--- Material for this exercise ---

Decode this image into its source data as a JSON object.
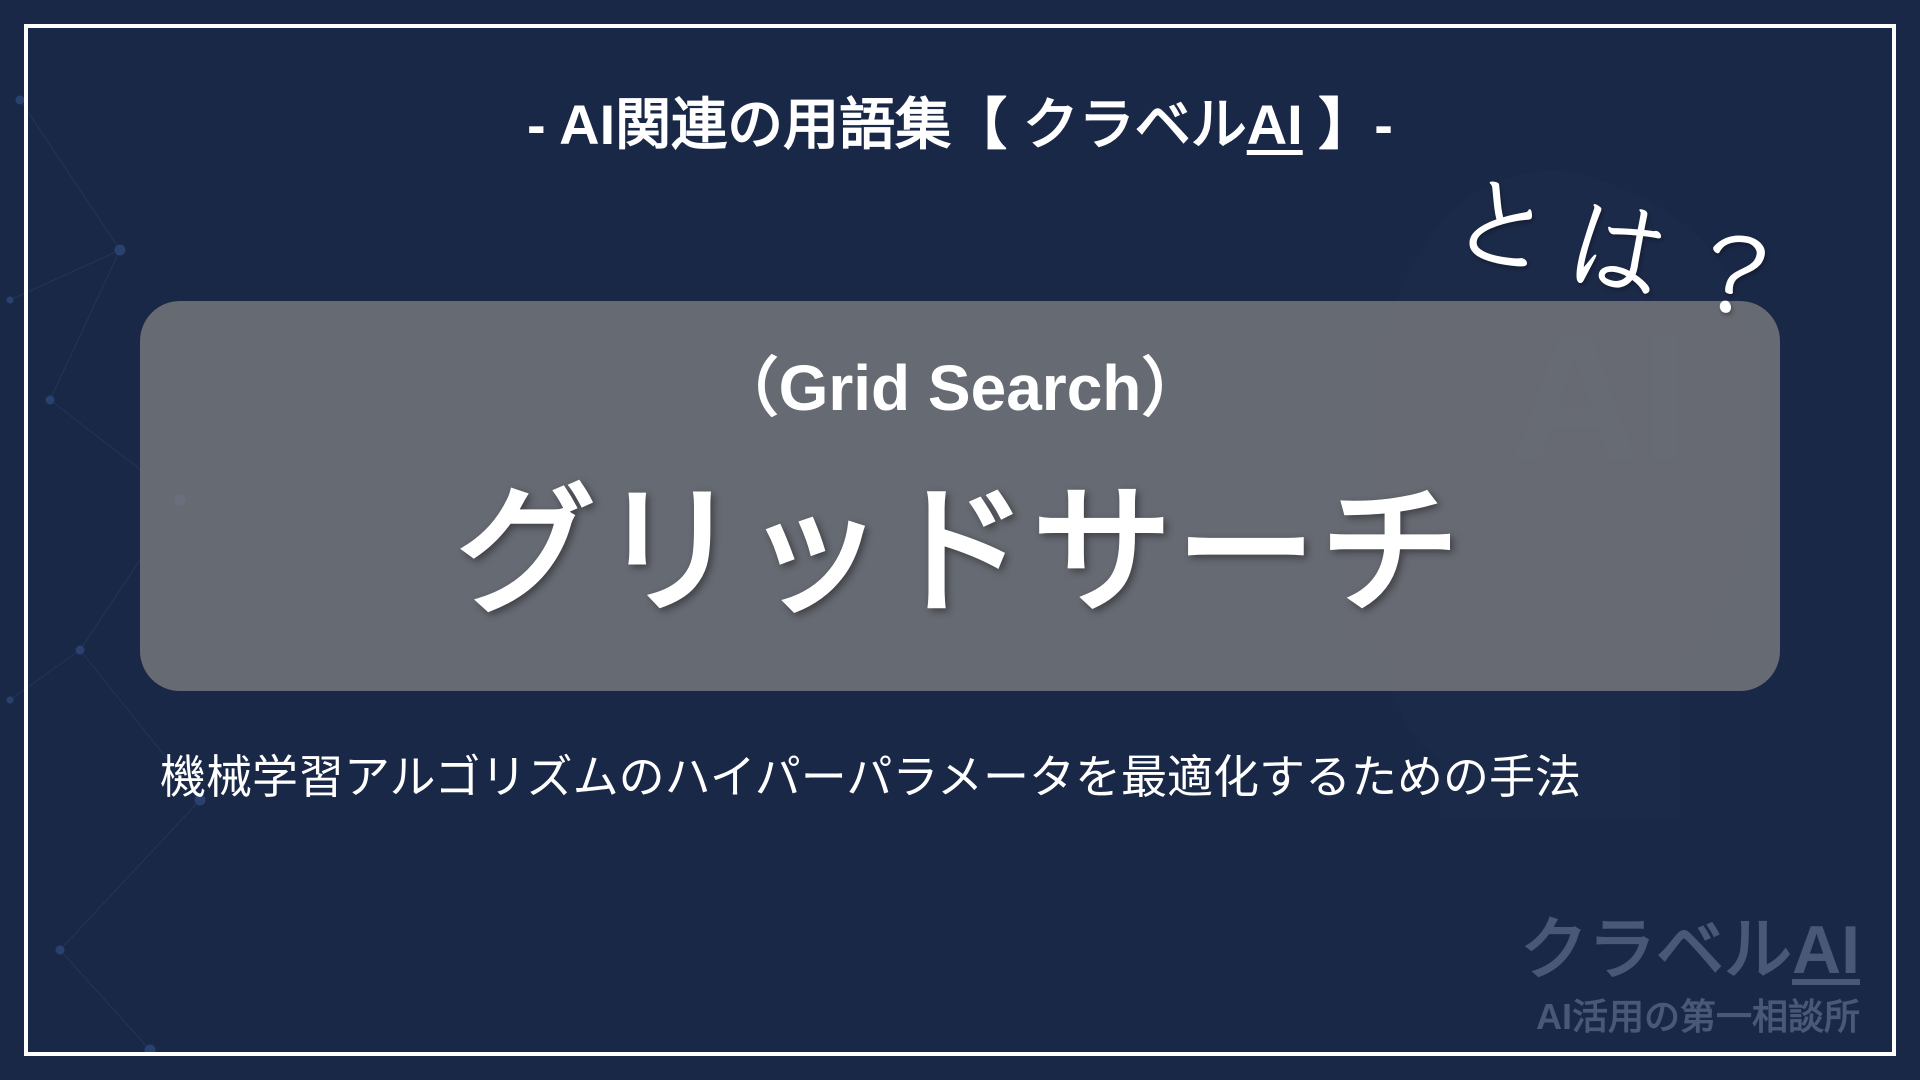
{
  "header": {
    "prefix": "- AI関連の用語集【 クラベル",
    "ai_text": "AI",
    "suffix": " 】-"
  },
  "term": {
    "english": "（Grid Search）",
    "japanese": "グリッドサーチ",
    "what_is": "とは？"
  },
  "description": "機械学習アルゴリズムのハイパーパラメータを最適化するための手法",
  "branding": {
    "name_prefix": "クラベル",
    "name_ai": "AI",
    "tagline": "AI活用の第一相談所"
  }
}
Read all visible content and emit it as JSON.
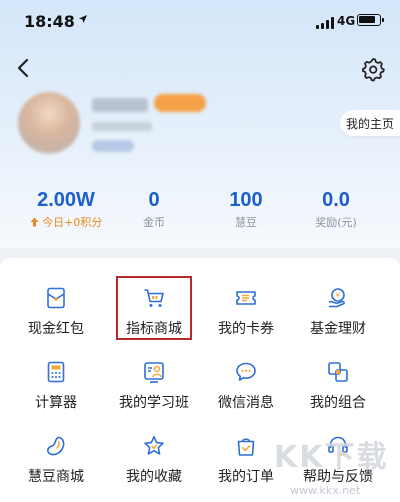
{
  "status_bar": {
    "time": "18:48",
    "network": "4G"
  },
  "header": {
    "back_icon": "chevron-left-icon",
    "settings_icon": "gear-icon"
  },
  "profile": {
    "home_link": "我的主页"
  },
  "stats": [
    {
      "value": "2.00W",
      "label": "今日+0积分",
      "label_icon": "arrow-up-icon"
    },
    {
      "value": "0",
      "label": "金币"
    },
    {
      "value": "100",
      "label": "慧豆"
    },
    {
      "value": "0.0",
      "label": "奖励(元)"
    }
  ],
  "menu": [
    {
      "label": "现金红包",
      "icon": "red-packet-icon"
    },
    {
      "label": "指标商城",
      "icon": "shopping-cart-icon"
    },
    {
      "label": "我的卡券",
      "icon": "ticket-icon"
    },
    {
      "label": "基金理财",
      "icon": "fund-icon"
    },
    {
      "label": "计算器",
      "icon": "calculator-icon"
    },
    {
      "label": "我的学习班",
      "icon": "study-class-icon"
    },
    {
      "label": "微信消息",
      "icon": "chat-bubble-icon"
    },
    {
      "label": "我的组合",
      "icon": "portfolio-icon"
    },
    {
      "label": "慧豆商城",
      "icon": "bean-icon"
    },
    {
      "label": "我的收藏",
      "icon": "star-icon"
    },
    {
      "label": "我的订单",
      "icon": "order-bag-icon"
    },
    {
      "label": "帮助与反馈",
      "icon": "headset-icon"
    }
  ],
  "watermark": {
    "text": "KK下载",
    "url": "www.kkx.net"
  },
  "colors": {
    "accent": "#1d5fc9",
    "highlight": "#b22a2a",
    "points": "#e98a1f"
  }
}
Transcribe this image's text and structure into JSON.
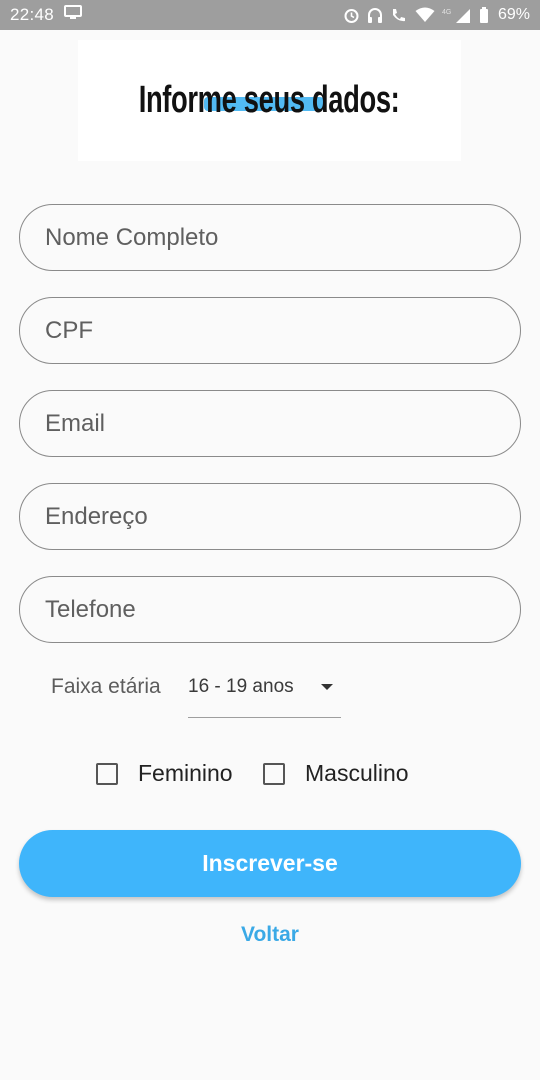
{
  "status_bar": {
    "time": "22:48",
    "battery_pct": "69%",
    "icons": [
      "screen-cast-icon",
      "alarm-icon",
      "headset-icon",
      "volte-call-icon",
      "wifi-icon",
      "signal-4g-icon",
      "battery-icon"
    ],
    "network_label": "4G"
  },
  "header": {
    "title": "Informe seus dados:",
    "accent_color": "#3fb3f2"
  },
  "form": {
    "name_placeholder": "Nome Completo",
    "cpf_placeholder": "CPF",
    "email_placeholder": "Email",
    "address_placeholder": "Endereço",
    "phone_placeholder": "Telefone",
    "age_label": "Faixa etária",
    "age_selected": "16 - 19 anos",
    "gender_options": {
      "female": "Feminino",
      "male": "Masculino"
    },
    "submit_label": "Inscrever-se",
    "back_label": "Voltar"
  },
  "colors": {
    "primary": "#3fb5fb",
    "link": "#3aa9e6",
    "status_bar": "#9e9e9e",
    "background": "#fafafa"
  }
}
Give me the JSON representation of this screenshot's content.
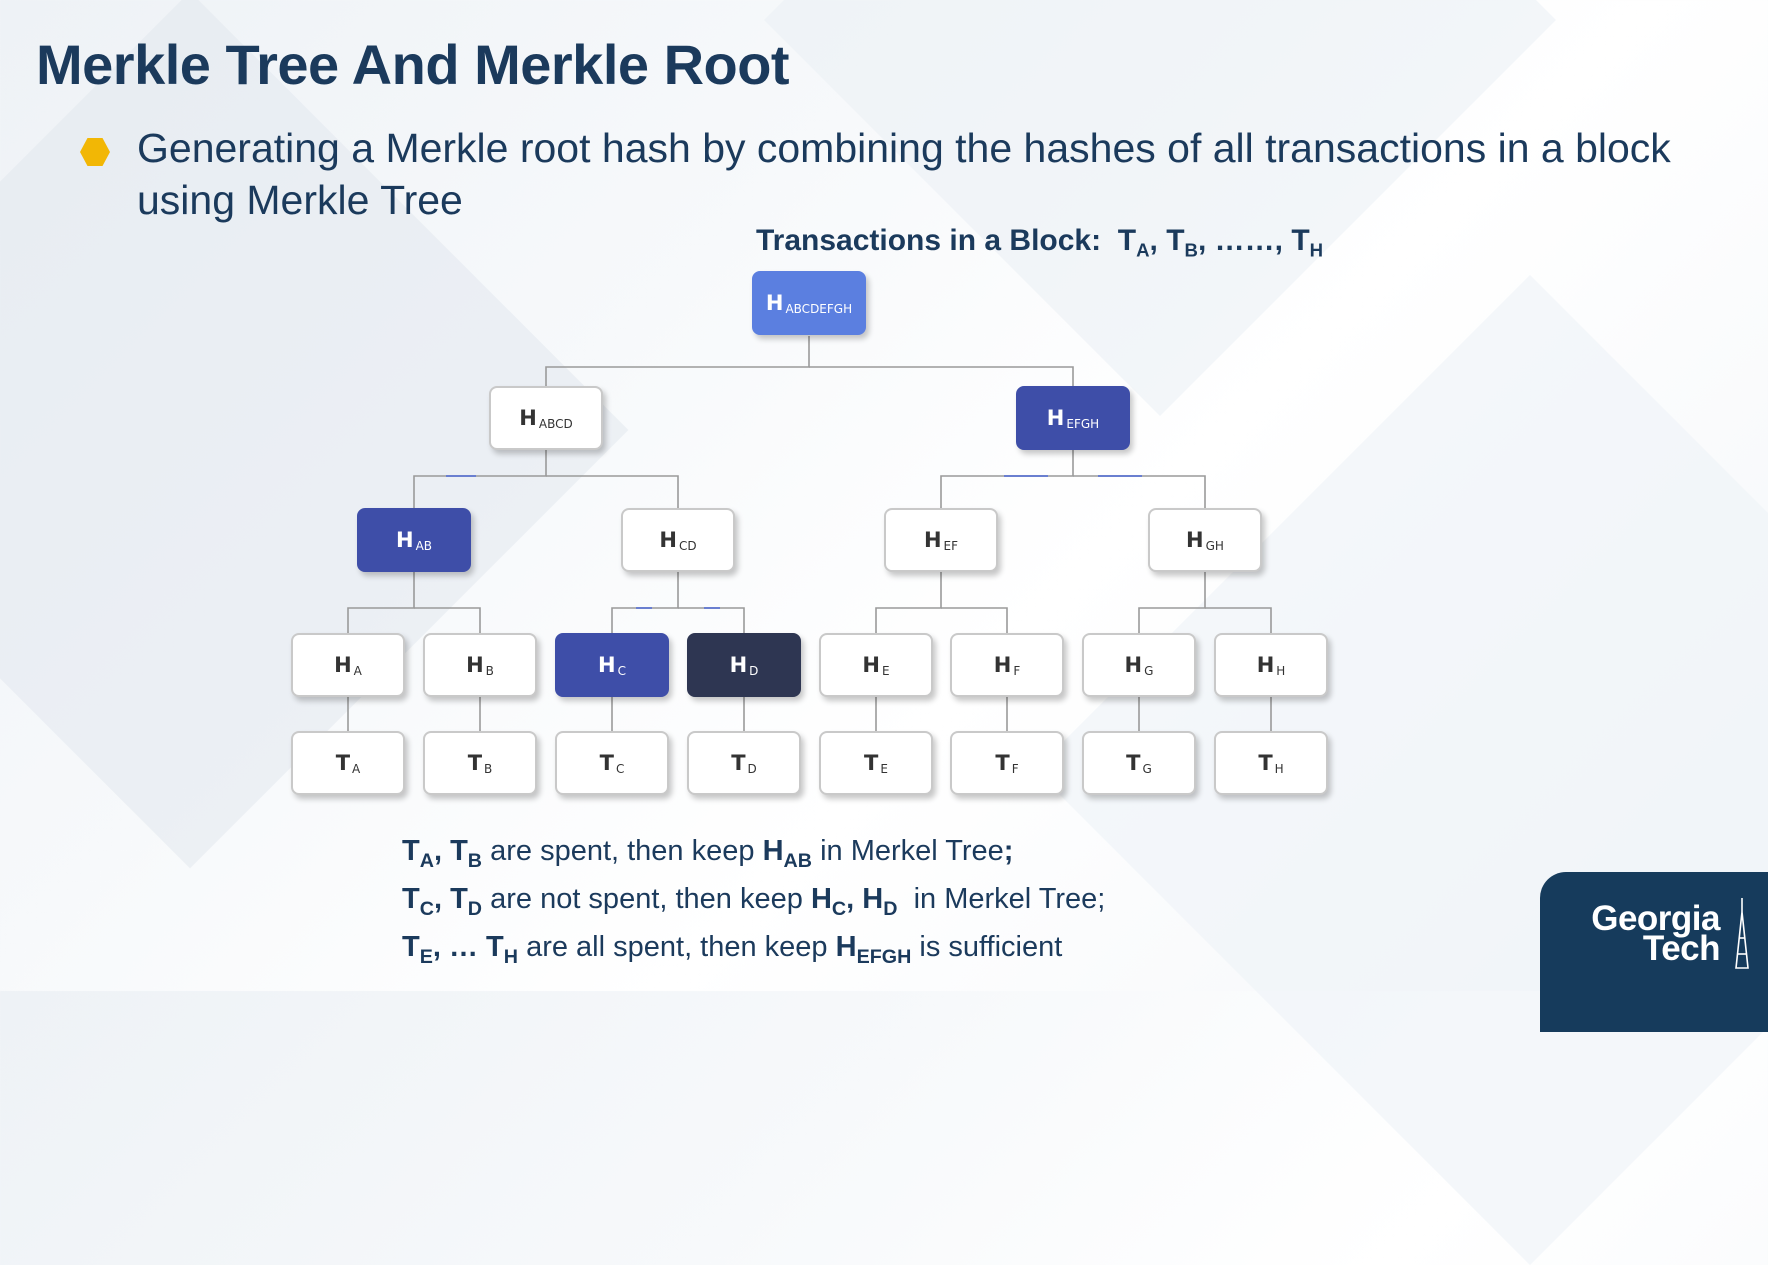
{
  "slide": {
    "title": "Merkle Tree And Merkle Root",
    "bullet": "Generating a Merkle root hash by combining the hashes of all transactions in a block using Merkle Tree"
  },
  "colors": {
    "title_text": "#1b3a5c",
    "bullet_marker": "#f2b705",
    "root_node": "#5b7fe0",
    "kept_node": "#3e4ea8",
    "proof_node": "#2e3652",
    "logo_background": "#163b5c"
  },
  "transactions_heading": {
    "prefix": "Transactions in a Block:",
    "t_a": "A",
    "t_b": "B",
    "ellipsis": "……",
    "t_h": "H"
  },
  "tree": {
    "root": {
      "letter": "H",
      "sub": "ABCDEFGH"
    },
    "level1": [
      {
        "letter": "H",
        "sub": "ABCD"
      },
      {
        "letter": "H",
        "sub": "EFGH"
      }
    ],
    "level2": [
      {
        "letter": "H",
        "sub": "AB"
      },
      {
        "letter": "H",
        "sub": "CD"
      },
      {
        "letter": "H",
        "sub": "EF"
      },
      {
        "letter": "H",
        "sub": "GH"
      }
    ],
    "leaves": [
      {
        "letter": "H",
        "sub": "A"
      },
      {
        "letter": "H",
        "sub": "B"
      },
      {
        "letter": "H",
        "sub": "C"
      },
      {
        "letter": "H",
        "sub": "D"
      },
      {
        "letter": "H",
        "sub": "E"
      },
      {
        "letter": "H",
        "sub": "F"
      },
      {
        "letter": "H",
        "sub": "G"
      },
      {
        "letter": "H",
        "sub": "H"
      }
    ],
    "transactions": [
      {
        "letter": "T",
        "sub": "A"
      },
      {
        "letter": "T",
        "sub": "B"
      },
      {
        "letter": "T",
        "sub": "C"
      },
      {
        "letter": "T",
        "sub": "D"
      },
      {
        "letter": "T",
        "sub": "E"
      },
      {
        "letter": "T",
        "sub": "F"
      },
      {
        "letter": "T",
        "sub": "G"
      },
      {
        "letter": "T",
        "sub": "H"
      }
    ]
  },
  "notes": {
    "line1_mid": "are spent, then keep",
    "line1_end": "in Merkel Tree",
    "line1_semicolon": ";",
    "line2_mid": "are not spent, then keep",
    "line2_end": "in Merkel Tree;",
    "line3_dots": "…",
    "line3_mid": "are all spent, then keep",
    "line3_end": "is sufficient"
  },
  "logo": {
    "line1": "Georgia",
    "line2": "Tech"
  }
}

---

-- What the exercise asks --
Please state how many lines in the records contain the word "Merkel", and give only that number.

-- Response below --
2